Vestaron, a Kalamazoo, Michigan-based developer of biologic crop protection products, is evaluating its options to accelerate its global expansion, said CEO Anna Rath.
“At one end of the spectrum, we could choose to sell international rights to our products and use that proceeds to further development in the US,” she said. “Atthe other end of the spectrum, we could decide to proceed with international registrations on our own, so that we maintain full ownership of all international rights and are then in a position to gain a larger share of the downstream value from the product.”
The company, which provides peptide-based biopesticides for field and greenhouse growers with a focus on protecting high-value crops, is eyeing Canada and Mexico as key markets for near-term expansion, Rath said. Vestaron has initiated trials in both countries, she added.
The European Union, whose regulators have been pushing for environmentally friendly agricultural chemical (agchem) products, as well as major agricultural markets in Latin America and Asia also hold promise, Rath added.
Vestaron has taken in USD 86m in outside capital to-date—most recently raising USD 40m in a Series B round. Rath said the company could tap outside markets for additional funding early next year as it grows outside the US.
“It really depends on what kind of international strategy we decide to pursue,and how aggressively we decide to move the pipeline ahead,” she explained.

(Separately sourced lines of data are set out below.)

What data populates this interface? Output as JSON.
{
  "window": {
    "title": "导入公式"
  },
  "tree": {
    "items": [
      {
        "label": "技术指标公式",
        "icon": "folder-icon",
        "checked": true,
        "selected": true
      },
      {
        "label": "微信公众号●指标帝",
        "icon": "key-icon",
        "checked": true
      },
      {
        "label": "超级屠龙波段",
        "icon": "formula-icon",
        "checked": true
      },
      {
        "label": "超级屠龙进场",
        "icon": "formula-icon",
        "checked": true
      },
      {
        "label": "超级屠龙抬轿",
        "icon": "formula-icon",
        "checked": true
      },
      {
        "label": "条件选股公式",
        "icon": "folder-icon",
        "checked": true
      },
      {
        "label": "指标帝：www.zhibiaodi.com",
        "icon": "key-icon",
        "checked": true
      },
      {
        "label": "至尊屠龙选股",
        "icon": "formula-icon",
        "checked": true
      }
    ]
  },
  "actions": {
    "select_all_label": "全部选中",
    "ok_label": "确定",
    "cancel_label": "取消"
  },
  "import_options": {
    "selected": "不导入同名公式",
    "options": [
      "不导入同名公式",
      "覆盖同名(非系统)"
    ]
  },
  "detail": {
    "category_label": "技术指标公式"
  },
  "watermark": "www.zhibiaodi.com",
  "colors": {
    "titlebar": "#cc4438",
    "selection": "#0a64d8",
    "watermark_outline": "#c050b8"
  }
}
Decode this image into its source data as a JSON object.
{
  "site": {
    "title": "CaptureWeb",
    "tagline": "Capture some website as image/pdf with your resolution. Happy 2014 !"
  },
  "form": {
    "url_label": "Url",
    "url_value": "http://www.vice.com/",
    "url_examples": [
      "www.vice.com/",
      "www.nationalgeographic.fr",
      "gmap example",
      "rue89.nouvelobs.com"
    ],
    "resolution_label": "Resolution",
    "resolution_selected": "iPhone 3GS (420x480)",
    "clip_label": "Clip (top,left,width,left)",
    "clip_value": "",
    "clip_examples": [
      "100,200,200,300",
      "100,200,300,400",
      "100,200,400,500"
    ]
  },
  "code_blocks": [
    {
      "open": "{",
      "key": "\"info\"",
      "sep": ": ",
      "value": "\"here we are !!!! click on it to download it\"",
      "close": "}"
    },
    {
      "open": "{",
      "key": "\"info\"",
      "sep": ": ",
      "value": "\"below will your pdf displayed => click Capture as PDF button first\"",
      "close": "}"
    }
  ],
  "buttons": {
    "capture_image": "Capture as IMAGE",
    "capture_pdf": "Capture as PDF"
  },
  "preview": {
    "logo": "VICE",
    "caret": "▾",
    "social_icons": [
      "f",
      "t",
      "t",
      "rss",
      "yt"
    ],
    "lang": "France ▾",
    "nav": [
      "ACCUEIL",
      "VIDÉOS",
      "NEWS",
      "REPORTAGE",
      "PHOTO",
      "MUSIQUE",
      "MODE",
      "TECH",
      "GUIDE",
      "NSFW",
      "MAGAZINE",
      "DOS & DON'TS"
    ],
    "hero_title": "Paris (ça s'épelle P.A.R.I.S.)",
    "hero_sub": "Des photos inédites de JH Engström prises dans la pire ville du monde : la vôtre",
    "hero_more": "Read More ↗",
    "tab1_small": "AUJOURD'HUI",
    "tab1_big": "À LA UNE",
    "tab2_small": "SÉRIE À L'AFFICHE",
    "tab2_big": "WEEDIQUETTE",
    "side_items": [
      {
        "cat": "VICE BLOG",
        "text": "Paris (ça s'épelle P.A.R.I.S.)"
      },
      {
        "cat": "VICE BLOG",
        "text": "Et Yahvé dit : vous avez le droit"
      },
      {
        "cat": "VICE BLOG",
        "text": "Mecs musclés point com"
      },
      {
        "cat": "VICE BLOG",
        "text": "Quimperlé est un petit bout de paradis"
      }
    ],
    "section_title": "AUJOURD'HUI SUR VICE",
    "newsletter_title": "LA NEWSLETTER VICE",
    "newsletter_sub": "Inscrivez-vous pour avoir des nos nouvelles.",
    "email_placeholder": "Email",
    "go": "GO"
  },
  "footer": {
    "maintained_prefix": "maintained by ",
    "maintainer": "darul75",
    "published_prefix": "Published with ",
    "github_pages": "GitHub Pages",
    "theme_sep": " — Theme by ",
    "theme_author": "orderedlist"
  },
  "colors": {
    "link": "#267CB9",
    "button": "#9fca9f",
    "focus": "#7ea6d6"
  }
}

Founded by a molecular biologist at University of Queensland, Vestaron has launched two products that target greenhouse and field growers in all 50 US states. It sells through a network of distributors and retailers, according to Rath.
Last June, Rath was named Vestaron’s CEO, succeeding John Sorenson whodied early last year, to lead the firm’s transition from the R&D phase tocommercialization.
Vestaron’s investors include Novo Holdings, Anterra Capital, Cultivian Sandbox, Open Prairie Ventures and Pangaea Ventures.
Vestaron is unique in that it is focused on biologic molecules that have proven modes of action and safety and environmental attributes, Rath said. The CEO compared Vestaron’s strategy to the transition the pharmaceutical industry underwent 20 years ago, from a focus on small-molecule chemicals to a focus on safer biologicals.
Vestaron aims to expand its product portfolio to include a broad range of biological crop protection products such as fungicides and antimicrobials and to eventually become “the leader in developing peptide-based biologic protection products,” Rath said.
For the long term, Rath said Vestaron will likely make an attractive target for major agchem companies, declining to provide additional details. The company could also “easily” be an IPO candidate, she said, although there is no set timing for an exit at this time.
“Vestaron is the clear parallel to Amgen or Genentech, which were the first companies to really work with the bigger biological molecules—but with known isolated molecules where you could completely understand their modes of action,” she said. “There is no reason why Vestaron couldn’t be the Amgen or the Genentech of agchem.”
Amgen [NASDA:AMGN] and Genentech, now a Roche Group [OTCMKTS:RHHBY] company, went public in 1983 and 1980, respectively.
The CEO declined to disclose the company’s financials but said it expects to add 15 employees to its current 20 by year-end.
~ by Liying Qian in Chicago